Output every line below exactly.

Information supplied Start Marker

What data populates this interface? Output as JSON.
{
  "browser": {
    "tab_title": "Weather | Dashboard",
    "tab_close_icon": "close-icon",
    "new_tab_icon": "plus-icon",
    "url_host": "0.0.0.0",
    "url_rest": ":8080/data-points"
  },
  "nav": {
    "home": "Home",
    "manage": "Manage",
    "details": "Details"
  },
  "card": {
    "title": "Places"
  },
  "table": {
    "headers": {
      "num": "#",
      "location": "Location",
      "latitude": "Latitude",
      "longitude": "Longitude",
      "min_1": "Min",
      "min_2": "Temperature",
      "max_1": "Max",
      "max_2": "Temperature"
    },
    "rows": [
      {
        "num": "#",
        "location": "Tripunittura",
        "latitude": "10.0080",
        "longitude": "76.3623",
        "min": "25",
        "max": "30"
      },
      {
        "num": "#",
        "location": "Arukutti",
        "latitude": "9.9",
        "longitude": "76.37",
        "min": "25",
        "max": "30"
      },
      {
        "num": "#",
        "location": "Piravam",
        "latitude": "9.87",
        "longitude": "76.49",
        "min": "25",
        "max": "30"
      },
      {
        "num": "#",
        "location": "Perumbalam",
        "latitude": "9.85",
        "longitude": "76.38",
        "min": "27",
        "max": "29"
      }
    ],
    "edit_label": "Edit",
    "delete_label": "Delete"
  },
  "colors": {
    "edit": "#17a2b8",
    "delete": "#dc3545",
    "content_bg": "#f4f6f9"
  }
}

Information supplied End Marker

Task solution.
What data populates this interface? Output as JSON.
{
  "browser": {
    "tab_title": "Weather | Dashboard",
    "tab_close_icon": "close-icon",
    "new_tab_icon": "plus-icon",
    "url_host": "0.0.0.0",
    "url_rest": ":8080/data-points"
  },
  "nav": {
    "home": "Home",
    "manage": "Manage",
    "details": "Details"
  },
  "card": {
    "title": "Places"
  },
  "table": {
    "headers": {
      "num": "#",
      "location": "Location",
      "latitude": "Latitude",
      "longitude": "Longitude",
      "min_1": "Min",
      "min_2": "Temperature",
      "max_1": "Max",
      "max_2": "Temperature"
    },
    "rows": [
      {
        "num": "#",
        "location": "Tripunittura",
        "latitude": "10.0080",
        "longitude": "76.3623",
        "min": "25",
        "max": "30"
      },
      {
        "num": "#",
        "location": "Arukutti",
        "latitude": "9.9",
        "longitude": "76.37",
        "min": "25",
        "max": "30"
      },
      {
        "num": "#",
        "location": "Piravam",
        "latitude": "9.87",
        "longitude": "76.49",
        "min": "25",
        "max": "30"
      },
      {
        "num": "#",
        "location": "Perumbalam",
        "latitude": "9.85",
        "longitude": "76.38",
        "min": "27",
        "max": "29"
      }
    ],
    "edit_label": "Edit",
    "delete_label": "Delete"
  },
  "colors": {
    "edit": "#17a2b8",
    "delete": "#dc3545",
    "content_bg": "#f4f6f9"
  }
}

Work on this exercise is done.